Brief:
Every line of the material is to be quoted verbatim, minus the pictures.

Information shown:

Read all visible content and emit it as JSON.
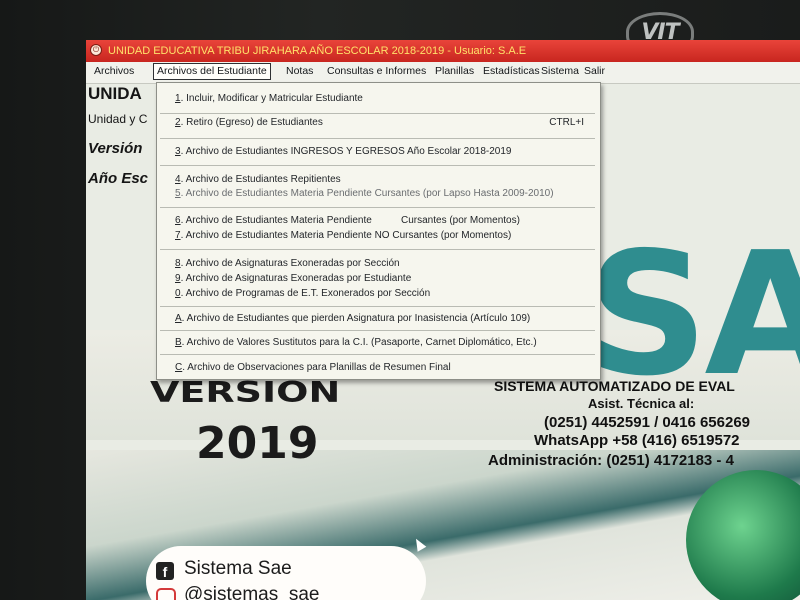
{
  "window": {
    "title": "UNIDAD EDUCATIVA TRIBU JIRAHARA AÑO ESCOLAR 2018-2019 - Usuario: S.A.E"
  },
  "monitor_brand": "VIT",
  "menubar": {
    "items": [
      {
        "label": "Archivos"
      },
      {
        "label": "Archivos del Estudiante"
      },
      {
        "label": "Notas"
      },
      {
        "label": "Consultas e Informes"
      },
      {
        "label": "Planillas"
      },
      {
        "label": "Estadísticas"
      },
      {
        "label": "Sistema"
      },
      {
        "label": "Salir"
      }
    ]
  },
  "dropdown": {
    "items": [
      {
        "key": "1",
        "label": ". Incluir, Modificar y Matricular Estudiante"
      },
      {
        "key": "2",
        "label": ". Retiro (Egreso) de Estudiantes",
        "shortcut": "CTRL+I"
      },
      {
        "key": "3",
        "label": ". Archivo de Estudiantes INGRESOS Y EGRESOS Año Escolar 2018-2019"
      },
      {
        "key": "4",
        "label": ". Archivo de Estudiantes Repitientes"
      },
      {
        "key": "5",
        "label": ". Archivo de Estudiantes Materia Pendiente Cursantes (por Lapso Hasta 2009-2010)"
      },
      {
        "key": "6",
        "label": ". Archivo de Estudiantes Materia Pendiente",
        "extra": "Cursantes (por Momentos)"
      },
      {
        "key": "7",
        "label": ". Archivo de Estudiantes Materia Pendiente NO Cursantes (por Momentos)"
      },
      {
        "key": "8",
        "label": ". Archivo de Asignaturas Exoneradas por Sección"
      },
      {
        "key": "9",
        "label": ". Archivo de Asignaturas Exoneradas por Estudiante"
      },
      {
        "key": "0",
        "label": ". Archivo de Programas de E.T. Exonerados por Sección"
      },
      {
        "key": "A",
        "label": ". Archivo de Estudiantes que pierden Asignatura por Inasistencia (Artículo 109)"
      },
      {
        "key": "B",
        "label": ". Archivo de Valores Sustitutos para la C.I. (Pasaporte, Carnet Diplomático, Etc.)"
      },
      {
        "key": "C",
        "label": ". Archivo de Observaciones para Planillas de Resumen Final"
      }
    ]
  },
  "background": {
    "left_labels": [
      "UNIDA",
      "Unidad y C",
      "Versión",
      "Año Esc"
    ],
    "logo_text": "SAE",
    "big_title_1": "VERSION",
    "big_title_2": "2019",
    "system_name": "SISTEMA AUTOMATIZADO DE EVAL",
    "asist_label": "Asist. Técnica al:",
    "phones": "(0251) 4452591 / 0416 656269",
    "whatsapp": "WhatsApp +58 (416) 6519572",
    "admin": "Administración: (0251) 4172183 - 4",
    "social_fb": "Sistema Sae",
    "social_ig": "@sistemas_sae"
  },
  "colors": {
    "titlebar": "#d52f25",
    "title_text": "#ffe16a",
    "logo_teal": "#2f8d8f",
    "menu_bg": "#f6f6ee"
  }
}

Solution below:
Read all visible content and emit it as JSON.
{
  "window": {
    "title": "UNIDAD EDUCATIVA TRIBU JIRAHARA AÑO ESCOLAR 2018-2019 - Usuario: S.A.E"
  },
  "monitor_brand": "VIT",
  "menubar": {
    "items": [
      {
        "label": "Archivos"
      },
      {
        "label": "Archivos del Estudiante"
      },
      {
        "label": "Notas"
      },
      {
        "label": "Consultas e Informes"
      },
      {
        "label": "Planillas"
      },
      {
        "label": "Estadísticas"
      },
      {
        "label": "Sistema"
      },
      {
        "label": "Salir"
      }
    ]
  },
  "dropdown": {
    "items": [
      {
        "key": "1",
        "label": ". Incluir, Modificar y Matricular Estudiante"
      },
      {
        "key": "2",
        "label": ". Retiro (Egreso) de Estudiantes",
        "shortcut": "CTRL+I"
      },
      {
        "key": "3",
        "label": ". Archivo de Estudiantes INGRESOS Y EGRESOS Año Escolar 2018-2019"
      },
      {
        "key": "4",
        "label": ". Archivo de Estudiantes Repitientes"
      },
      {
        "key": "5",
        "label": ". Archivo de Estudiantes Materia Pendiente Cursantes (por Lapso Hasta 2009-2010)"
      },
      {
        "key": "6",
        "label": ". Archivo de Estudiantes Materia Pendiente",
        "extra": "Cursantes (por Momentos)"
      },
      {
        "key": "7",
        "label": ". Archivo de Estudiantes Materia Pendiente NO Cursantes (por Momentos)"
      },
      {
        "key": "8",
        "label": ". Archivo de Asignaturas Exoneradas por Sección"
      },
      {
        "key": "9",
        "label": ". Archivo de Asignaturas Exoneradas por Estudiante"
      },
      {
        "key": "0",
        "label": ". Archivo de Programas de E.T. Exonerados por Sección"
      },
      {
        "key": "A",
        "label": ". Archivo de Estudiantes que pierden Asignatura por Inasistencia (Artículo 109)"
      },
      {
        "key": "B",
        "label": ". Archivo de Valores Sustitutos para la C.I. (Pasaporte, Carnet Diplomático, Etc.)"
      },
      {
        "key": "C",
        "label": ". Archivo de Observaciones para Planillas de Resumen Final"
      }
    ]
  },
  "background": {
    "left_labels": [
      "UNIDA",
      "Unidad y C",
      "Versión",
      "Año Esc"
    ],
    "logo_text": "SAE",
    "big_title_1": "VERSION",
    "big_title_2": "2019",
    "system_name": "SISTEMA AUTOMATIZADO DE EVAL",
    "asist_label": "Asist. Técnica al:",
    "phones": "(0251) 4452591 / 0416 656269",
    "whatsapp": "WhatsApp +58 (416) 6519572",
    "admin": "Administración: (0251) 4172183 - 4",
    "social_fb": "Sistema Sae",
    "social_ig": "@sistemas_sae"
  },
  "colors": {
    "titlebar": "#d52f25",
    "title_text": "#ffe16a",
    "logo_teal": "#2f8d8f",
    "menu_bg": "#f6f6ee"
  }
}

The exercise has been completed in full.